Dr Frank Ghartey, (Junior), Lecturer, Department of Chemical Pathology UCC School of Medical Sciences announced this when he delivered a talk on ?Breast Cancer? as part of activities to commemorate Breast Cancer month in Ho on Thursday.
It was organised by the Department of Gender under the theme, ?Get tested early: Kicks Breast Cancer Out,? and attended by students, queen mothers and women in the security services among others.
The Talk was preceded by a walk through the principal streets of the Ho Metropolis.
Dr Ghartey said the device which has been in use in limited cases in Ghana since 2006 was applied in screening 12,000 women and has proved to be ?safe, very accurate and without any side effects.?
Egypt and India have been using the Breast-i, he said.
Dr Ghartey said the device was developed in Scotland by a Dr David Watmough with his, Dr Ghartey?s collaboration in Ghana.
He said different levels of training would be required to enable medical doctors and non-medical doctors to use the device.
Dr Ghartey advised women to visit hospitals regularly to have their breasts screened because early detection of breast cancer increases the chances of cure.
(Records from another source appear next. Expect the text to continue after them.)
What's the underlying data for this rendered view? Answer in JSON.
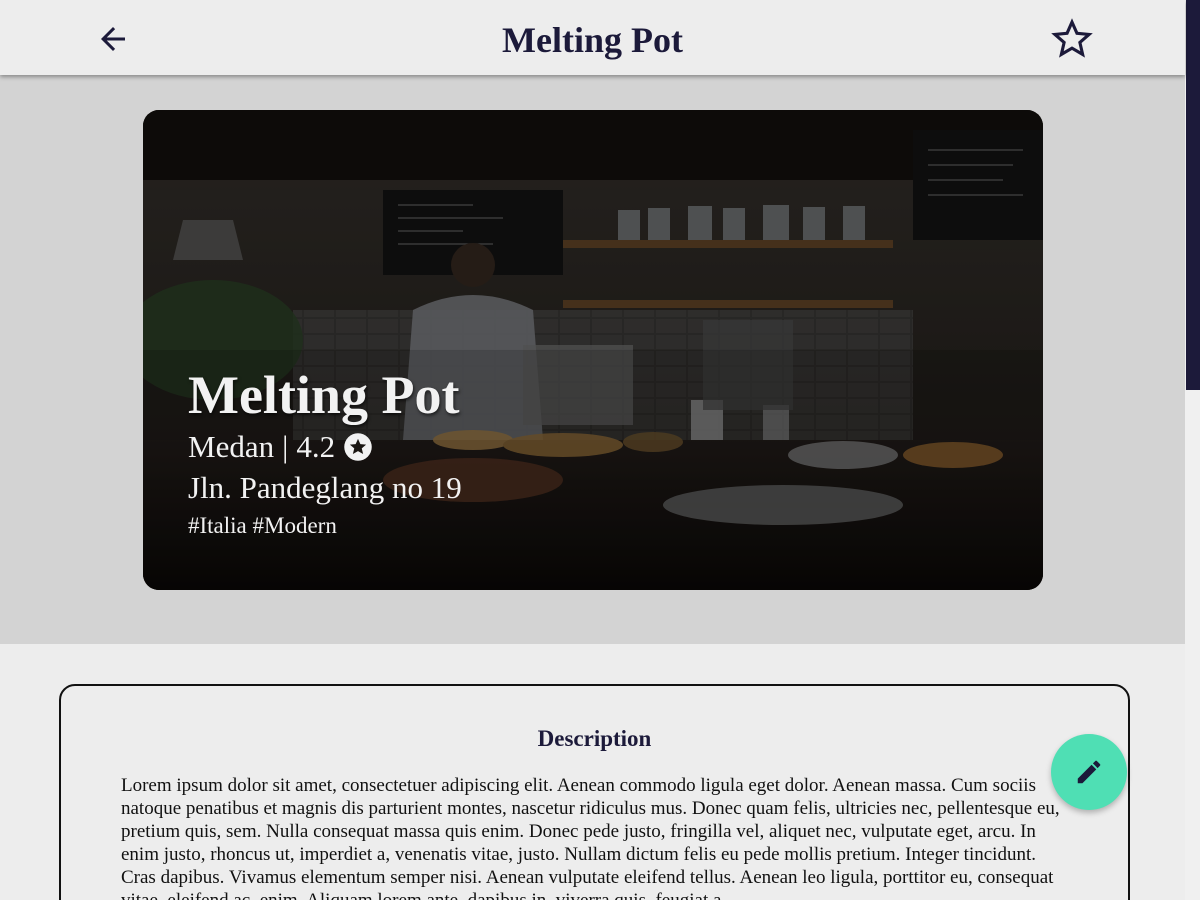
{
  "app_bar": {
    "title": "Melting Pot",
    "back_icon": "arrow-left-icon",
    "favorite_icon": "star-outline-icon"
  },
  "hero": {
    "name": "Melting Pot",
    "location": "Medan",
    "separator": "|",
    "rating": "4.2",
    "rating_icon": "star-circle-icon",
    "address": "Jln. Pandeglang no 19",
    "tags": "#Italia #Modern"
  },
  "description": {
    "title": "Description",
    "body": "Lorem ipsum dolor sit amet, consectetuer adipiscing elit. Aenean commodo ligula eget dolor. Aenean massa. Cum sociis natoque penatibus et magnis dis parturient montes, nascetur ridiculus mus. Donec quam felis, ultricies nec, pellentesque eu, pretium quis, sem. Nulla consequat massa quis enim. Donec pede justo, fringilla vel, aliquet nec, vulputate eget, arcu. In enim justo, rhoncus ut, imperdiet a, venenatis vitae, justo. Nullam dictum felis eu pede mollis pretium. Integer tincidunt. Cras dapibus. Vivamus elementum semper nisi. Aenean vulputate eleifend tellus. Aenean leo ligula, porttitor eu, consequat vitae, eleifend ac, enim. Aliquam lorem ante, dapibus in, viverra quis, feugiat a,"
  },
  "fab": {
    "icon": "pencil-icon"
  },
  "colors": {
    "primary_dark": "#1c1a3a",
    "accent": "#4fdfb4",
    "background": "#ededed",
    "hero_background": "#d3d3d3"
  }
}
He advised women to know their sizes and shapes of their breasts and seek medical attention quickly should any changes in their breasts occur, and cautioned that there would not be any pain on the onset of breast cancer until it has reached a very critical stage.
Dr Ghartey advised women to seek medical attention if they noticed lumps in their armpit area or blood from the nipples.
He said anything that stops a woman from menstruating such as pregnancy or breast feeding is a barrier against breast cancer.
?But I am not advocating for teenage girls who are menstruating to get pregnant?, because teenage pregnancy has its own serious risks, Dr Ghartey cautioned.
He said it was found out that breast cancer occurs in African women ten years earlier at 42.9 years as against 62 years and above in European women because breast screening is a matter of cause among European women.
Dr Ghartey said there are four stages of breast cancer with stage 0-2 very amenable to treatment whereas stages 3-4 is problematic once it developed into an open sore.
Dr Ghartey advised women who were diagnosed to have breast cancer to submit themselves to treatment at the hospitals instead of resorting to herbalists, spiritualists and prayer centres to seek cure for the disease.
Until the Breast-i is certified for breast screening in Ghana the mammogram would continue to be acceptable device for breast cancer screening in Ghana even though its availability is limited to very few hospitals.
The Volta Regional Hospital does not have a mammogram.
Mrs Thywill Eyra Kpe, acting Volta Regional Director of the Department of Gender said there was an urgent need to raise the momentum of awareness among women regarding breast cancer.
She said many women tended to blame breast cancer on witchcraft or curse and only went to the hospitals as a last resort when the disease has reached an advanced stage and was difficult to deal with.
24 Oct 14